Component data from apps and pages
--- START ---
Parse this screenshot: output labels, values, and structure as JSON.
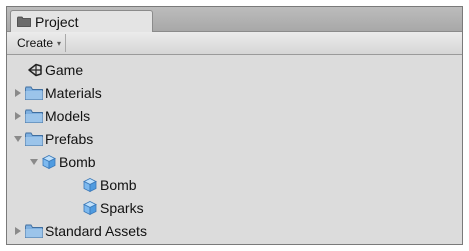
{
  "tab": {
    "title": "Project",
    "icon": "folder-icon"
  },
  "toolbar": {
    "create_label": "Create",
    "create_caret": "▾"
  },
  "tree": {
    "game": "Game",
    "materials": "Materials",
    "models": "Models",
    "prefabs": "Prefabs",
    "bomb_group": "Bomb",
    "bomb": "Bomb",
    "sparks": "Sparks",
    "standard_assets": "Standard Assets"
  },
  "colors": {
    "folder": "#6fa1d6",
    "prefab_cube": "#5aa9e6",
    "panel": "#dcdcdc"
  }
}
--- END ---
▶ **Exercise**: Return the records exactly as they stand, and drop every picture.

▶ **Response to the task**:
Parse this screenshot: output labels, values, and structure as JSON.
{
  "tab": {
    "title": "Project",
    "icon": "folder-icon"
  },
  "toolbar": {
    "create_label": "Create",
    "create_caret": "▾"
  },
  "tree": {
    "game": "Game",
    "materials": "Materials",
    "models": "Models",
    "prefabs": "Prefabs",
    "bomb_group": "Bomb",
    "bomb": "Bomb",
    "sparks": "Sparks",
    "standard_assets": "Standard Assets"
  },
  "colors": {
    "folder": "#6fa1d6",
    "prefab_cube": "#5aa9e6",
    "panel": "#dcdcdc"
  }
}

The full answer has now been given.